Dataset rows describing interfaces
*** Begin section ***

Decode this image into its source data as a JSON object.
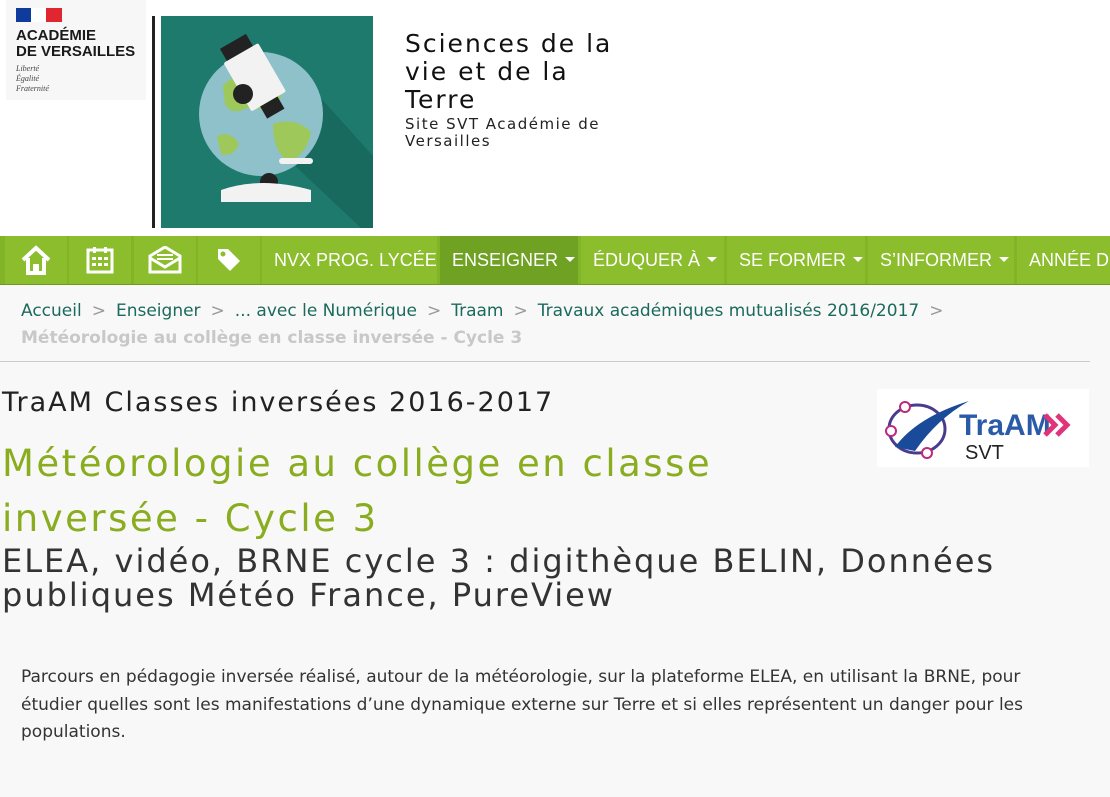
{
  "header": {
    "academy_name": "ACADÉMIE\nDE VERSAILLES",
    "academy_motto": "Liberté\nÉgalité\nFraternité",
    "site_title": "Sciences de la vie et de la Terre",
    "site_subtitle": "Site SVT Académie de Versailles",
    "logo_icon": "microscope-globe-icon",
    "colors": {
      "logo_bg": "#1e7a6c",
      "flag_blue": "#0f3c9c",
      "flag_red": "#e0262f"
    }
  },
  "nav": {
    "icons": [
      "home-icon",
      "calendar-icon",
      "mail-icon",
      "tag-icon"
    ],
    "items": [
      {
        "label": "NVX PROG. LYCÉE",
        "dropdown": false
      },
      {
        "label": "ENSEIGNER",
        "dropdown": true,
        "active": true
      },
      {
        "label": "ÉDUQUER À",
        "dropdown": true
      },
      {
        "label": "SE FORMER",
        "dropdown": true
      },
      {
        "label": "S’INFORMER",
        "dropdown": true
      },
      {
        "label": "ANNÉE D",
        "dropdown": false
      }
    ],
    "colors": {
      "bar": "#82b428",
      "active": "#6fa123"
    }
  },
  "breadcrumb": {
    "items": [
      "Accueil",
      "Enseigner",
      "... avec le Numérique",
      "Traam",
      "Travaux académiques mutualisés 2016/2017"
    ],
    "current": "Météorologie au collège en classe inversée - Cycle 3"
  },
  "article": {
    "surtitle": "TraAM Classes inversées 2016-2017",
    "title": "Météorologie au collège en classe inversée - Cycle 3",
    "subtitle": "ELEA, vidéo, BRNE cycle 3 : digithèque BELIN, Données publiques Météo France, PureView",
    "chapo": "Parcours en pédagogie inversée réalisé, autour de la météorologie, sur la plateforme ELEA, en utilisant la BRNE, pour étudier quelles sont les manifestations d’une dynamique externe sur Terre et si elles représentent un danger pour les populations.",
    "traam_logo": {
      "text": "TraAM",
      "sub": "SVT",
      "icon": "traam-logo-icon"
    },
    "colors": {
      "title": "#8aad20",
      "breadcrumb_link": "#1b6a5c"
    }
  }
}
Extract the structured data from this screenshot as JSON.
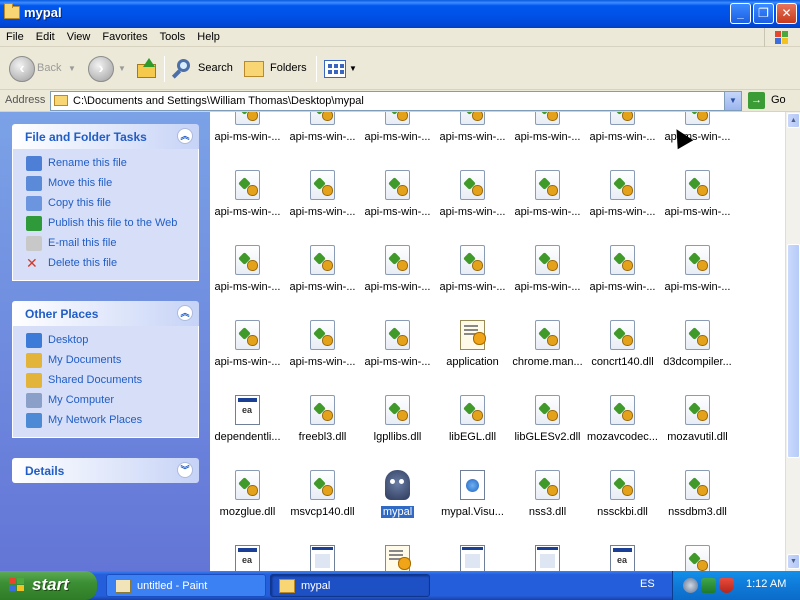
{
  "window": {
    "title": "mypal",
    "buttons": {
      "minimize": "_",
      "maximize": "❐",
      "close": "✕"
    }
  },
  "menu": [
    "File",
    "Edit",
    "View",
    "Favorites",
    "Tools",
    "Help"
  ],
  "toolbar": {
    "back_label": "Back",
    "search_label": "Search",
    "folders_label": "Folders"
  },
  "address": {
    "label": "Address",
    "value": "C:\\Documents and Settings\\William Thomas\\Desktop\\mypal",
    "go_label": "Go"
  },
  "tasks_panel": {
    "title": "File and Folder Tasks",
    "items": [
      {
        "label": "Rename this file",
        "icon": "rename-icon"
      },
      {
        "label": "Move this file",
        "icon": "move-icon"
      },
      {
        "label": "Copy this file",
        "icon": "copy-icon"
      },
      {
        "label": "Publish this file to the Web",
        "icon": "publish-web-icon"
      },
      {
        "label": "E-mail this file",
        "icon": "email-icon"
      },
      {
        "label": "Delete this file",
        "icon": "delete-icon"
      }
    ]
  },
  "places_panel": {
    "title": "Other Places",
    "items": [
      {
        "label": "Desktop",
        "icon": "desktop-icon"
      },
      {
        "label": "My Documents",
        "icon": "my-documents-icon"
      },
      {
        "label": "Shared Documents",
        "icon": "shared-documents-icon"
      },
      {
        "label": "My Computer",
        "icon": "my-computer-icon"
      },
      {
        "label": "My Network Places",
        "icon": "network-places-icon"
      }
    ]
  },
  "details_panel": {
    "title": "Details"
  },
  "files": [
    {
      "label": "api-ms-win-...",
      "type": "dll"
    },
    {
      "label": "api-ms-win-...",
      "type": "dll"
    },
    {
      "label": "api-ms-win-...",
      "type": "dll"
    },
    {
      "label": "api-ms-win-...",
      "type": "dll"
    },
    {
      "label": "api-ms-win-...",
      "type": "dll"
    },
    {
      "label": "api-ms-win-...",
      "type": "dll"
    },
    {
      "label": "api-ms-win-...",
      "type": "dll"
    },
    {
      "label": "api-ms-win-...",
      "type": "dll"
    },
    {
      "label": "api-ms-win-...",
      "type": "dll"
    },
    {
      "label": "api-ms-win-...",
      "type": "dll"
    },
    {
      "label": "api-ms-win-...",
      "type": "dll"
    },
    {
      "label": "api-ms-win-...",
      "type": "dll"
    },
    {
      "label": "api-ms-win-...",
      "type": "dll"
    },
    {
      "label": "api-ms-win-...",
      "type": "dll"
    },
    {
      "label": "api-ms-win-...",
      "type": "dll"
    },
    {
      "label": "api-ms-win-...",
      "type": "dll"
    },
    {
      "label": "api-ms-win-...",
      "type": "dll"
    },
    {
      "label": "api-ms-win-...",
      "type": "dll"
    },
    {
      "label": "api-ms-win-...",
      "type": "dll"
    },
    {
      "label": "api-ms-win-...",
      "type": "dll"
    },
    {
      "label": "api-ms-win-...",
      "type": "dll"
    },
    {
      "label": "api-ms-win-...",
      "type": "dll"
    },
    {
      "label": "api-ms-win-...",
      "type": "dll"
    },
    {
      "label": "api-ms-win-...",
      "type": "dll"
    },
    {
      "label": "application",
      "type": "cfg"
    },
    {
      "label": "chrome.man...",
      "type": "dll"
    },
    {
      "label": "concrt140.dll",
      "type": "dll"
    },
    {
      "label": "d3dcompiler...",
      "type": "dll"
    },
    {
      "label": "dependentli...",
      "type": "mani"
    },
    {
      "label": "freebl3.dll",
      "type": "dll"
    },
    {
      "label": "lgpllibs.dll",
      "type": "dll"
    },
    {
      "label": "libEGL.dll",
      "type": "dll"
    },
    {
      "label": "libGLESv2.dll",
      "type": "dll"
    },
    {
      "label": "mozavcodec...",
      "type": "dll"
    },
    {
      "label": "mozavutil.dll",
      "type": "dll"
    },
    {
      "label": "mozglue.dll",
      "type": "dll"
    },
    {
      "label": "msvcp140.dll",
      "type": "dll"
    },
    {
      "label": "mypal",
      "type": "pal",
      "selected": true
    },
    {
      "label": "mypal.Visu...",
      "type": "vis"
    },
    {
      "label": "nss3.dll",
      "type": "dll"
    },
    {
      "label": "nssckbi.dll",
      "type": "dll"
    },
    {
      "label": "nssdbm3.dll",
      "type": "dll"
    },
    {
      "label": "",
      "type": "mani"
    },
    {
      "label": "",
      "type": "app"
    },
    {
      "label": "",
      "type": "cfg"
    },
    {
      "label": "",
      "type": "app"
    },
    {
      "label": "",
      "type": "app"
    },
    {
      "label": "",
      "type": "mani"
    },
    {
      "label": "",
      "type": "dll"
    }
  ],
  "taskbar": {
    "start_label": "start",
    "tasks": [
      {
        "label": "untitled - Paint",
        "icon": "paint-icon"
      },
      {
        "label": "mypal",
        "icon": "folder-icon"
      }
    ],
    "language": "ES",
    "clock": "1:12 AM"
  }
}
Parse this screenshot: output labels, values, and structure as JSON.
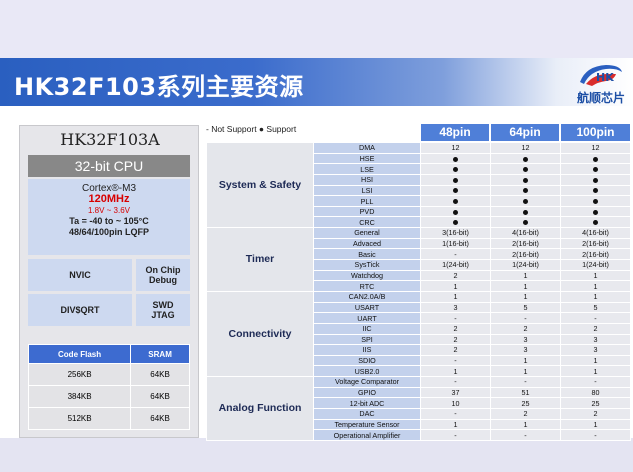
{
  "title": "HK32F103系列主要资源",
  "logo": {
    "text": "航顺芯片"
  },
  "chip": {
    "name": "HK32F103A",
    "cpu_header": "32-bit CPU",
    "core": "Cortex®-M3",
    "freq": "120MHz",
    "voltage": "1.8V ~ 3.6V",
    "temp": "Ta = -40 to ~ 105°C",
    "packages": "48/64/100pin LQFP",
    "blocks": {
      "nvic": "NVIC",
      "onchip1": "On Chip",
      "onchip2": "Debug",
      "div": "DIV$QRT",
      "swd1": "SWD",
      "swd2": "JTAG"
    },
    "memory": {
      "headers": [
        "Code Flash",
        "SRAM"
      ],
      "rows": [
        [
          "256KB",
          "64KB"
        ],
        [
          "384KB",
          "64KB"
        ],
        [
          "512KB",
          "64KB"
        ]
      ]
    }
  },
  "legend": "- Not Support ● Support",
  "pins": [
    "48pin",
    "64pin",
    "100pin"
  ],
  "groups": [
    {
      "name": "System & Safety",
      "rows": [
        [
          "DMA",
          "12",
          "12",
          "12"
        ],
        [
          "HSE",
          "●",
          "●",
          "●"
        ],
        [
          "LSE",
          "●",
          "●",
          "●"
        ],
        [
          "HSI",
          "●",
          "●",
          "●"
        ],
        [
          "LSI",
          "●",
          "●",
          "●"
        ],
        [
          "PLL",
          "●",
          "●",
          "●"
        ],
        [
          "PVD",
          "●",
          "●",
          "●"
        ],
        [
          "CRC",
          "●",
          "●",
          "●"
        ]
      ]
    },
    {
      "name": "Timer",
      "rows": [
        [
          "General",
          "3(16-bit)",
          "4(16-bit)",
          "4(16-bit)"
        ],
        [
          "Advaced",
          "1(16-bit)",
          "2(16-bit)",
          "2(16-bit)"
        ],
        [
          "Basic",
          "-",
          "2(16-bit)",
          "2(16-bit)"
        ],
        [
          "SysTick",
          "1(24-bit)",
          "1(24-bit)",
          "1(24-bit)"
        ],
        [
          "Watchdog",
          "2",
          "1",
          "1"
        ],
        [
          "RTC",
          "1",
          "1",
          "1"
        ]
      ]
    },
    {
      "name": "Connectivity",
      "rows": [
        [
          "CAN2.0A/B",
          "1",
          "1",
          "1"
        ],
        [
          "USART",
          "3",
          "5",
          "5"
        ],
        [
          "UART",
          "-",
          "-",
          "-"
        ],
        [
          "IIC",
          "2",
          "2",
          "2"
        ],
        [
          "SPI",
          "2",
          "3",
          "3"
        ],
        [
          "IIS",
          "2",
          "3",
          "3"
        ],
        [
          "SDIO",
          "-",
          "1",
          "1"
        ],
        [
          "USB2.0",
          "1",
          "1",
          "1"
        ]
      ]
    },
    {
      "name": "Analog Function",
      "rows": [
        [
          "Voltage Comparator",
          "-",
          "-",
          "-"
        ],
        [
          "GPIO",
          "37",
          "51",
          "80"
        ],
        [
          "12-bit ADC",
          "10",
          "25",
          "25"
        ],
        [
          "DAC",
          "-",
          "2",
          "2"
        ],
        [
          "Temperature Sensor",
          "1",
          "1",
          "1"
        ],
        [
          "Operational Amplifier",
          "-",
          "-",
          "-"
        ]
      ]
    }
  ],
  "colors": {
    "header_blue": "#2a5fc0",
    "pin_header": "#4f7fd8",
    "feature_cell": "#c3d1ec",
    "freq_red": "#d80000"
  }
}
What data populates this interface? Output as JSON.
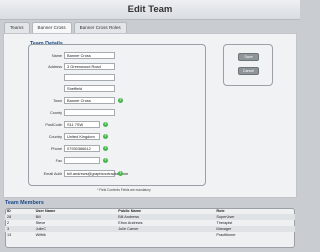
{
  "header": {
    "title": "Edit Team"
  },
  "tabs": [
    {
      "label": "Teams"
    },
    {
      "label": "Banner Cross"
    },
    {
      "label": "Banner Cross Roles"
    }
  ],
  "team_details": {
    "title": "Team Details",
    "fields": [
      {
        "label": "Name",
        "value": "Banner Cross"
      },
      {
        "label": "Address",
        "value": "3 Greenwood Road"
      },
      {
        "label": "",
        "value": ""
      },
      {
        "label": "",
        "value": "Sheffield"
      },
      {
        "label": "Town",
        "value": "Banner Cross"
      },
      {
        "label": "County",
        "value": ""
      },
      {
        "label": "PostCode",
        "value": "S11 7SW"
      },
      {
        "label": "Country",
        "value": "United Kingdom"
      },
      {
        "label": "Phone",
        "value": "07930366612"
      },
      {
        "label": "Fax",
        "value": ""
      },
      {
        "label": "Email Addr",
        "value": "bill.andrews@graphicsxtracker.com"
      }
    ],
    "note": "* Field Contents Fields are mandatory"
  },
  "actions": {
    "save": "Save",
    "cancel": "Cancel"
  },
  "members": {
    "title": "Team Members",
    "columns": [
      "ID",
      "User Name",
      "Public Name",
      "Role"
    ],
    "rows": [
      [
        "28",
        "Bill",
        "Bill Andrews",
        "SuperUser"
      ],
      [
        "2",
        "Steve",
        "Elton Andrews",
        "Therapist"
      ],
      [
        "3",
        "JulieC",
        "Julie Carver",
        "Manager"
      ],
      [
        "13",
        "Wilfrik",
        "",
        "Practitioner"
      ]
    ]
  }
}
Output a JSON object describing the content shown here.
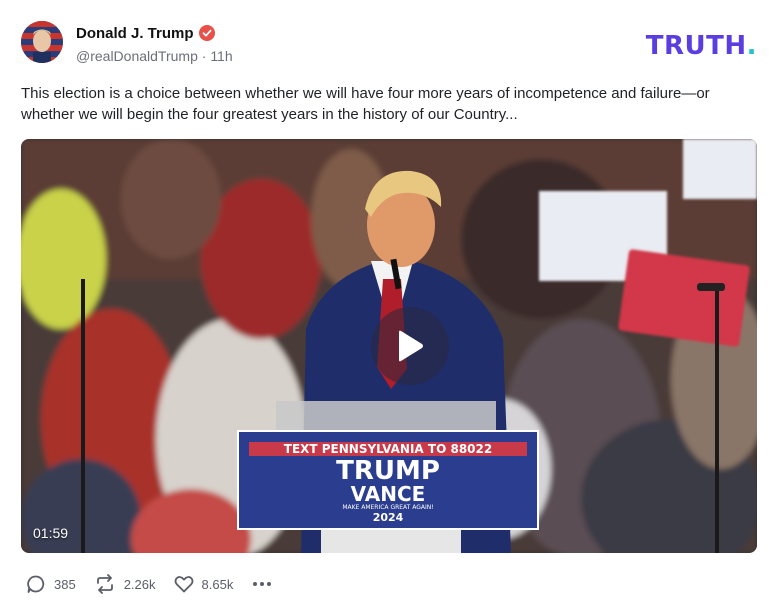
{
  "post": {
    "author_name": "Donald J. Trump",
    "handle": "@realDonaldTrump",
    "separator": "·",
    "time_ago": "11h",
    "text": "This election is a choice between whether we will have four more years of incompetence and failure—or whether we will begin the four greatest years in the history of our Country...",
    "verified_icon": "verified-badge-icon",
    "verified_color": "#e8504a"
  },
  "brand": {
    "logo_text": "TRUTH",
    "logo_dot": ".",
    "primary_color": "#5b3ee0",
    "accent_color": "#23c4c8"
  },
  "media": {
    "duration": "01:59",
    "play_icon": "play-icon",
    "podium_signs": {
      "line1": "TEXT PENNSYLVANIA TO 88022",
      "line2": "TRUMP",
      "line3": "VANCE",
      "line4": "MAKE AMERICA GREAT AGAIN!",
      "line5": "2024"
    }
  },
  "actions": {
    "replies": "385",
    "retruths": "2.26k",
    "likes": "8.65k",
    "icons": [
      "reply-icon",
      "retruth-icon",
      "like-icon",
      "more-icon"
    ]
  }
}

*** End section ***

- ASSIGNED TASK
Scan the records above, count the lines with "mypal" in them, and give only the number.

- SOLUTION FOR THIS TASK
5